++++ DATA IN THIS EXERCISE
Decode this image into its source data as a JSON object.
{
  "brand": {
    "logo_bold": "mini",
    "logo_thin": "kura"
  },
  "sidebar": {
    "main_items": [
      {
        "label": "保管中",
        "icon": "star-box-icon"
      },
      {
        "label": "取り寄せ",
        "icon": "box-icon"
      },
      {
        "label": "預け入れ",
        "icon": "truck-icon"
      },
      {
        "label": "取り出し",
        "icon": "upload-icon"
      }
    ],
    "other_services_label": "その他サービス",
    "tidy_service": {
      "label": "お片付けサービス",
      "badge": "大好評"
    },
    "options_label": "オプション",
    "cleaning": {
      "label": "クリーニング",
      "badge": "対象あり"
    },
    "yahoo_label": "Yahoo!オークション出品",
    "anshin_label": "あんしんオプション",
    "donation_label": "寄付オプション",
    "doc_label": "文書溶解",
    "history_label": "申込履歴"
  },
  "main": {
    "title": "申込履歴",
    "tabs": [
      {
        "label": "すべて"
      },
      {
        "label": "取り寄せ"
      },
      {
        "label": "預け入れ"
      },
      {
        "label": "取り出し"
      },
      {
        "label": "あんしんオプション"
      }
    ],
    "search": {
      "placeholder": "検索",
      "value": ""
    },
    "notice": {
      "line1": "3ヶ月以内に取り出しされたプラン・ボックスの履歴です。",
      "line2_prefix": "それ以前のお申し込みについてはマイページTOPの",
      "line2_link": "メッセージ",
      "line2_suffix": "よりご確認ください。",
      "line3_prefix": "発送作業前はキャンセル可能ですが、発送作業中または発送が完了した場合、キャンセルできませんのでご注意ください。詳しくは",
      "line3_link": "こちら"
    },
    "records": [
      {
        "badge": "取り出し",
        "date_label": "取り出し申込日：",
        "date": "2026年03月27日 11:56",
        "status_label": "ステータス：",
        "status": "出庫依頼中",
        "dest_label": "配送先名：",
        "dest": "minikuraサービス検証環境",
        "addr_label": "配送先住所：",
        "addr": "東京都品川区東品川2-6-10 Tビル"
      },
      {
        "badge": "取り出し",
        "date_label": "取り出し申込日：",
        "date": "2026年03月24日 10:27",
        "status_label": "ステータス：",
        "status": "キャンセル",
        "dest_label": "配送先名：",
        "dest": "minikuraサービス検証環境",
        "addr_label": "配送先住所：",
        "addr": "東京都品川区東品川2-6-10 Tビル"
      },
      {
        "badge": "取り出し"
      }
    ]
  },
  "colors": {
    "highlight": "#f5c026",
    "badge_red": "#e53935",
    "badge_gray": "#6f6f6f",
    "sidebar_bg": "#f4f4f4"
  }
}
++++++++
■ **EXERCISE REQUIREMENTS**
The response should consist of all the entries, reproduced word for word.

■ **RESPONSE BOX**
Decode this image into its source data as a JSON object.
{
  "brand": {
    "logo_bold": "mini",
    "logo_thin": "kura"
  },
  "sidebar": {
    "main_items": [
      {
        "label": "保管中",
        "icon": "star-box-icon"
      },
      {
        "label": "取り寄せ",
        "icon": "box-icon"
      },
      {
        "label": "預け入れ",
        "icon": "truck-icon"
      },
      {
        "label": "取り出し",
        "icon": "upload-icon"
      }
    ],
    "other_services_label": "その他サービス",
    "tidy_service": {
      "label": "お片付けサービス",
      "badge": "大好評"
    },
    "options_label": "オプション",
    "cleaning": {
      "label": "クリーニング",
      "badge": "対象あり"
    },
    "yahoo_label": "Yahoo!オークション出品",
    "anshin_label": "あんしんオプション",
    "donation_label": "寄付オプション",
    "doc_label": "文書溶解",
    "history_label": "申込履歴"
  },
  "main": {
    "title": "申込履歴",
    "tabs": [
      {
        "label": "すべて"
      },
      {
        "label": "取り寄せ"
      },
      {
        "label": "預け入れ"
      },
      {
        "label": "取り出し"
      },
      {
        "label": "あんしんオプション"
      }
    ],
    "search": {
      "placeholder": "検索",
      "value": ""
    },
    "notice": {
      "line1": "3ヶ月以内に取り出しされたプラン・ボックスの履歴です。",
      "line2_prefix": "それ以前のお申し込みについてはマイページTOPの",
      "line2_link": "メッセージ",
      "line2_suffix": "よりご確認ください。",
      "line3_prefix": "発送作業前はキャンセル可能ですが、発送作業中または発送が完了した場合、キャンセルできませんのでご注意ください。詳しくは",
      "line3_link": "こちら"
    },
    "records": [
      {
        "badge": "取り出し",
        "date_label": "取り出し申込日：",
        "date": "2026年03月27日 11:56",
        "status_label": "ステータス：",
        "status": "出庫依頼中",
        "dest_label": "配送先名：",
        "dest": "minikuraサービス検証環境",
        "addr_label": "配送先住所：",
        "addr": "東京都品川区東品川2-6-10 Tビル"
      },
      {
        "badge": "取り出し",
        "date_label": "取り出し申込日：",
        "date": "2026年03月24日 10:27",
        "status_label": "ステータス：",
        "status": "キャンセル",
        "dest_label": "配送先名：",
        "dest": "minikuraサービス検証環境",
        "addr_label": "配送先住所：",
        "addr": "東京都品川区東品川2-6-10 Tビル"
      },
      {
        "badge": "取り出し"
      }
    ]
  },
  "colors": {
    "highlight": "#f5c026",
    "badge_red": "#e53935",
    "badge_gray": "#6f6f6f",
    "sidebar_bg": "#f4f4f4"
  }
}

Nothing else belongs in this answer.